Bogota (AFP) - Colombia's Constitutional Court ruled Thursday that a lesbian woman could adopt her long-time partner's daughter, though the ruling does not apply to gay adoption in all circumstances.
Ana Leiderman appealed to the court to let her partner, Veronica Botero, adopt her biological daughter after the Colombian Family Well-being Institute rejected Botero's adoption application.
With six votes for and three abstentions, the court ruled that Leiderman, who underwent artificial insemination to conceive her daughter and raised her together with Botero, had the right to request an adoption by her partner regardless of sex.
"The court considered that the discriminatory criterion the administrative authority had used to deny the adoption procedure... was unacceptable in this case, which involves a consensual adoption in which the biological father or mother consents to an adoption by his or her permanent partner," said chief justice Luis Ernesto Vargas Silva.
The ruling sets a precedent for all similar cases in the South American country, but will not apply to gay couples seeking to adopt if neither person is the child's biological parent.
Even couples covered by the ruling will have to meet certain conditions, such as having lived together for at least two years.
Leiderman and Botero first applied for the adoption five years ago.
When their application was rejected, they took the matter to court, winning two previous decisions as the attorney general's office appealed the case all the way to the country's highest court for constitutional matters.

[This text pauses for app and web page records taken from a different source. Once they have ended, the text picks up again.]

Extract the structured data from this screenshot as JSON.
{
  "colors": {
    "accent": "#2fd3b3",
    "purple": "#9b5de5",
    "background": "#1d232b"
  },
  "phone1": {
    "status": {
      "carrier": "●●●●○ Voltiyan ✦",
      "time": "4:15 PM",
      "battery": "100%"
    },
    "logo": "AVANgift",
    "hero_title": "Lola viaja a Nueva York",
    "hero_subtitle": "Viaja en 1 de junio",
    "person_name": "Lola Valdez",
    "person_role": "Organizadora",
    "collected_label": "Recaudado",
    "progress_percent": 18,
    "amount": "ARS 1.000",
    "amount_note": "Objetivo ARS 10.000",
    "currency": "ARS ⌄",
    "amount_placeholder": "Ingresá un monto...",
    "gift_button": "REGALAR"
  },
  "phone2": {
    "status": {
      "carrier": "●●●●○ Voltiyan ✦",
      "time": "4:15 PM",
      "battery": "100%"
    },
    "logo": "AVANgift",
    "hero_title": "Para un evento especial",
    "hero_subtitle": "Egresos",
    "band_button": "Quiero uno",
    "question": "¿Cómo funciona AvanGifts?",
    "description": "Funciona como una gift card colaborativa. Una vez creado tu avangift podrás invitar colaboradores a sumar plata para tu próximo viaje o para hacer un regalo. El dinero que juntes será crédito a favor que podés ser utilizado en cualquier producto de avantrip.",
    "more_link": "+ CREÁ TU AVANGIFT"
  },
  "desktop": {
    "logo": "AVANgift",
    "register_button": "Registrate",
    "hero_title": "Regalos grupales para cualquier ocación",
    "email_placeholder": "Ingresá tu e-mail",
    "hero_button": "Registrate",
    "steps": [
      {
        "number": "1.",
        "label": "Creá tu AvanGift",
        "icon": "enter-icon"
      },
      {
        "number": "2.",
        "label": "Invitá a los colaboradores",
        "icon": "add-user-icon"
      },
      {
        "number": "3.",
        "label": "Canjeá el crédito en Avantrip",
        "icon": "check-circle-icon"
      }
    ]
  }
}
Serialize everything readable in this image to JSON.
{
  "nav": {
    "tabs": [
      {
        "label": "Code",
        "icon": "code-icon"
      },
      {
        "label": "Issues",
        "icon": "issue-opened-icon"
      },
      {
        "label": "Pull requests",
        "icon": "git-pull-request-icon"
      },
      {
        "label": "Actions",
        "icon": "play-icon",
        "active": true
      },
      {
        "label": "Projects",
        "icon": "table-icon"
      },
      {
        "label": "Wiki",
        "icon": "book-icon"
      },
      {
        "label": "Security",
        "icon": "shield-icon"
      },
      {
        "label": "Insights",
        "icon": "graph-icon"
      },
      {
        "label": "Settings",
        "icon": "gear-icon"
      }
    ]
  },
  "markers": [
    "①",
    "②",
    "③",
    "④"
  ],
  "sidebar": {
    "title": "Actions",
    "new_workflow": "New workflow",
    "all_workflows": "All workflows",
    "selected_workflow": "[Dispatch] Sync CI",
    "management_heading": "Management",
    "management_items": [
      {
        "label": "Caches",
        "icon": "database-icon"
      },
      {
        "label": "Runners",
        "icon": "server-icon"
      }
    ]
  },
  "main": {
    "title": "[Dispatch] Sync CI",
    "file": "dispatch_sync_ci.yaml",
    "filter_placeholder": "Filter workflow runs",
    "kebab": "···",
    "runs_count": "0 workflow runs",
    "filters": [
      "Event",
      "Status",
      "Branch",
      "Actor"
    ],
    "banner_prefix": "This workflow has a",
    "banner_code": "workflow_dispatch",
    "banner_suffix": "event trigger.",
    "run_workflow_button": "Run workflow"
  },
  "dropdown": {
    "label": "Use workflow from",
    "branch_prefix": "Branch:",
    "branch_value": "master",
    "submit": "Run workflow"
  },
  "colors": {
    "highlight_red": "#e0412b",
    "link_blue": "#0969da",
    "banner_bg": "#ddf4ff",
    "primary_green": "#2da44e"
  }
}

Before the ruling, Leiderman had told AFP she wanted to be able to share decision-making on her daughter's health care and education with Botero.
"It's hard to be a single mom, and they're forcing me to do it," she said in an interview.
"We don't need anyone's permission to be a family, but we want to have that piece of paper."
Colombia's Constitutional Court has slowly expanded the list of rights afforded to homosexual couples in recent years.
In 2007, it recognized de facto unions for gay couples and granted them joint health insurance coverage.
In 2008 it granted them shared pension rights, and in 2009 it ruled they were also entitled to inheritance rights.